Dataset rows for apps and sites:
------------

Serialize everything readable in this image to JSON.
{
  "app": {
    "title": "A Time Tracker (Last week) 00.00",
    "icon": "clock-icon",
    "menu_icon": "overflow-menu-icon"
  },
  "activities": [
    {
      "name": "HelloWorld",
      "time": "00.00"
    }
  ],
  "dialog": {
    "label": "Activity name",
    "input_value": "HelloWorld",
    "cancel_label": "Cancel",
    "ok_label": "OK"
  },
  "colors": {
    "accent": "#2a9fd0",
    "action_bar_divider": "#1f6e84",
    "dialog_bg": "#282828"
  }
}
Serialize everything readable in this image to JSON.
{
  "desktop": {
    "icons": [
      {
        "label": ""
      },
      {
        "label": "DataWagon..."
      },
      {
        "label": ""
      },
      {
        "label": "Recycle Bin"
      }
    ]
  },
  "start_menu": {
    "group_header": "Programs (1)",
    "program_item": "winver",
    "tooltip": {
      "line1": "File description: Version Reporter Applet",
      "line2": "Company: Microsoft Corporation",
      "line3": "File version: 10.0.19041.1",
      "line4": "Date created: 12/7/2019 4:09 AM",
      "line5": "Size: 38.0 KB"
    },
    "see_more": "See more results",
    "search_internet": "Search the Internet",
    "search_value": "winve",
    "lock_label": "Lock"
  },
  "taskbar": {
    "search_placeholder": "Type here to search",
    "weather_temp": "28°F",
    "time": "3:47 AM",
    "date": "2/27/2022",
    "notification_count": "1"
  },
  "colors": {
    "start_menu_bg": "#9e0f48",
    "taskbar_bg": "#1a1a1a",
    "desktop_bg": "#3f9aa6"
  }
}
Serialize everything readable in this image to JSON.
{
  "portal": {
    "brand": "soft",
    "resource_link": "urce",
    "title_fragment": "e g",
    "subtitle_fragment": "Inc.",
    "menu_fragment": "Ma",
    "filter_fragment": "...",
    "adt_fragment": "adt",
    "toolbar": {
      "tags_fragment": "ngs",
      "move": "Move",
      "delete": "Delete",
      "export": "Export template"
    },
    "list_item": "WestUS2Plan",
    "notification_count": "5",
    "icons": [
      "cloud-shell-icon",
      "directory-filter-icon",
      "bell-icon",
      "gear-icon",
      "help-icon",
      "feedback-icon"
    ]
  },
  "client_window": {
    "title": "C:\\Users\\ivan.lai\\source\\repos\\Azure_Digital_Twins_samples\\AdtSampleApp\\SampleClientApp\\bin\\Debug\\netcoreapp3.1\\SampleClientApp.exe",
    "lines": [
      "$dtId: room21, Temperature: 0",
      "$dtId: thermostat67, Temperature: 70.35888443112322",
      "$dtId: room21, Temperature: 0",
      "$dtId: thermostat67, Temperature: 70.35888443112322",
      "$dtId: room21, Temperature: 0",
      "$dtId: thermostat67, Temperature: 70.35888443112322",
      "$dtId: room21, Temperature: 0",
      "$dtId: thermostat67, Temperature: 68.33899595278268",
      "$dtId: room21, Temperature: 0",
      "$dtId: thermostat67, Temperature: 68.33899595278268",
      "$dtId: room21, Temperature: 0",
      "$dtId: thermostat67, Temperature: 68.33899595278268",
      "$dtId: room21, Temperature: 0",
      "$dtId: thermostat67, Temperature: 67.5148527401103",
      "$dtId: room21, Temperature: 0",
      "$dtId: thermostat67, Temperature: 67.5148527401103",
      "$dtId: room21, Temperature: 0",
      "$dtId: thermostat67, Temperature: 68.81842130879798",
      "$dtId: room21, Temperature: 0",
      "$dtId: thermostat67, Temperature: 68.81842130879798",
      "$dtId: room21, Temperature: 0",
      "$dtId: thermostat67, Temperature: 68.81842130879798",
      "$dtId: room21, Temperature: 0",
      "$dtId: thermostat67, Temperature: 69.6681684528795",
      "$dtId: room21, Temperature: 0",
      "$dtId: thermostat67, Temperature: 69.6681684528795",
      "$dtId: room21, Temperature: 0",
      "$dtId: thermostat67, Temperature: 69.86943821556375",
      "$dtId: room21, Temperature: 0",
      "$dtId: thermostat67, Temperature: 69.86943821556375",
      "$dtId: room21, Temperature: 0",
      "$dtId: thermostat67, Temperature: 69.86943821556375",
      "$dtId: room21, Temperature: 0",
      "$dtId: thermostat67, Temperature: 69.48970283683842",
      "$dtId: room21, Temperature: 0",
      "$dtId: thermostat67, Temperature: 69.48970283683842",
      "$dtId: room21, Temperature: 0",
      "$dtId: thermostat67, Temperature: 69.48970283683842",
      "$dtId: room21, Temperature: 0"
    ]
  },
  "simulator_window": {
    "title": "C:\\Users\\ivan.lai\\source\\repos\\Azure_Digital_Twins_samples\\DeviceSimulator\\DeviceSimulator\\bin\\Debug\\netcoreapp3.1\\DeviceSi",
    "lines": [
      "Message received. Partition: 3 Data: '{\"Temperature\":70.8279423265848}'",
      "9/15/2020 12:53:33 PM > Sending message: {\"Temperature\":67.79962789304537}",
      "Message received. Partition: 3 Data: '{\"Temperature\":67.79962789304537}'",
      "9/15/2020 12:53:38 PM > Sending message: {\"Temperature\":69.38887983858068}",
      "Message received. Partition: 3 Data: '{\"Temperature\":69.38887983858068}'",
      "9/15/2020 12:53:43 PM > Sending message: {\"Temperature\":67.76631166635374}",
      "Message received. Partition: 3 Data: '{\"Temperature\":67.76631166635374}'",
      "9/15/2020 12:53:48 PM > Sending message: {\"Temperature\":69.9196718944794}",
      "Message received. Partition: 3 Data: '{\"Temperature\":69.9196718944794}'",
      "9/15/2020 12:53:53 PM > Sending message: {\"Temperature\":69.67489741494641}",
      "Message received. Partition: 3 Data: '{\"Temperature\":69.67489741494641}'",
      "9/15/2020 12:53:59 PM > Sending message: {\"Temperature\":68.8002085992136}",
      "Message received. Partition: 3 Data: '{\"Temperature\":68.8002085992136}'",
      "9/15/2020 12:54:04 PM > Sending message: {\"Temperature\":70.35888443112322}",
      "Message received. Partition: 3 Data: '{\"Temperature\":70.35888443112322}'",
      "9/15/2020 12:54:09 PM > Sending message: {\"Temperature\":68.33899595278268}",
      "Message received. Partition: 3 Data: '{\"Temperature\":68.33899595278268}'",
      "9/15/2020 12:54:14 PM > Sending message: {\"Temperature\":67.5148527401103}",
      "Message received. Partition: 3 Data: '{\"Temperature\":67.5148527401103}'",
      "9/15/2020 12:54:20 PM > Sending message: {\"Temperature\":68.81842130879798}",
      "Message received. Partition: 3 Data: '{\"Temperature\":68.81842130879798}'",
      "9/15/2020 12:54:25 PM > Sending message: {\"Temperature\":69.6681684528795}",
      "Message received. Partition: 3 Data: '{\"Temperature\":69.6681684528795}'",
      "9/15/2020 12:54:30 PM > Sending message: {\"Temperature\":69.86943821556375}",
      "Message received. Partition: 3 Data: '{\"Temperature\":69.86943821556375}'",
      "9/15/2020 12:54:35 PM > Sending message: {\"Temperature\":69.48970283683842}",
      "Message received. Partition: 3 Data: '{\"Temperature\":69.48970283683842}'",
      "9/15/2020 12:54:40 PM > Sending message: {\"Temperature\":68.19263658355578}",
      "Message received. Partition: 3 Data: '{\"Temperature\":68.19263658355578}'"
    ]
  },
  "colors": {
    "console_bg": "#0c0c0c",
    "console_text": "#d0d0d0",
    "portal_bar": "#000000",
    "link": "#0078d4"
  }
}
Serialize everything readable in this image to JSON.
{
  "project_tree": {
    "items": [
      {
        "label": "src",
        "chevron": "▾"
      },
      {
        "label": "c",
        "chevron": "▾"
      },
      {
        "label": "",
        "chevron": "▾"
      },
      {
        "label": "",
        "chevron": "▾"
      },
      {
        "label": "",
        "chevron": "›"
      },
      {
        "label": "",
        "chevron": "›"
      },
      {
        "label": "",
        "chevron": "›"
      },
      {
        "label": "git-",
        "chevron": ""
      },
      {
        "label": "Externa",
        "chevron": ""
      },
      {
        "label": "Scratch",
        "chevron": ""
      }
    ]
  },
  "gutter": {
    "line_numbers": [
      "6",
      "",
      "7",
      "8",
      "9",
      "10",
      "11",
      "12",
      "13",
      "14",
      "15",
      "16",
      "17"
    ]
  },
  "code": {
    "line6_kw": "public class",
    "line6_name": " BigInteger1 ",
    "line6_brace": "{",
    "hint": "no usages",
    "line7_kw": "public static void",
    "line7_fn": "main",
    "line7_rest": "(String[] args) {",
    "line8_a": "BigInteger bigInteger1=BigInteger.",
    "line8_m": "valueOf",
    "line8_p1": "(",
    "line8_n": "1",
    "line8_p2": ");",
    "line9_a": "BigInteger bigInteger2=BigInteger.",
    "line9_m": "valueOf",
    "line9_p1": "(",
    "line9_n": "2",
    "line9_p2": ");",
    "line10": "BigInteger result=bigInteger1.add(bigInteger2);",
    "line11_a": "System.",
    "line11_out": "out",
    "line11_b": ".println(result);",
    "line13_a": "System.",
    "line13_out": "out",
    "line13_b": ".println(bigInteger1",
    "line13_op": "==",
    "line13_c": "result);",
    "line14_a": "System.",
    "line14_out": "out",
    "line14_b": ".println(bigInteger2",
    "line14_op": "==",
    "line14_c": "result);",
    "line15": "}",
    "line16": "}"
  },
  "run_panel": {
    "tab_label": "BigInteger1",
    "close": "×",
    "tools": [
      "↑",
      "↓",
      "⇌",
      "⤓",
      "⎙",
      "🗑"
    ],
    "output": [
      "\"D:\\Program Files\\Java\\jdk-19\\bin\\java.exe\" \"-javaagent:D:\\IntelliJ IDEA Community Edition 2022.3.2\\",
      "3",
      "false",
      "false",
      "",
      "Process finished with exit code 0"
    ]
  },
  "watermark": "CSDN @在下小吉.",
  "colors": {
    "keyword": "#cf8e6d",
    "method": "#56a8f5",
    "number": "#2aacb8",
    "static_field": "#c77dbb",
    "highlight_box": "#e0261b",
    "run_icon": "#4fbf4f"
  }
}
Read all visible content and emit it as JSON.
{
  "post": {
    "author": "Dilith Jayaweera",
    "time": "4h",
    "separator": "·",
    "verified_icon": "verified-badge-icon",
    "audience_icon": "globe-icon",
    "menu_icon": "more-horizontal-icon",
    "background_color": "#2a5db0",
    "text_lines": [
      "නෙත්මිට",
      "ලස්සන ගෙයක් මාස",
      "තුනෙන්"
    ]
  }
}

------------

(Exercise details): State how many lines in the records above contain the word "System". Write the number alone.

(Your solution): 3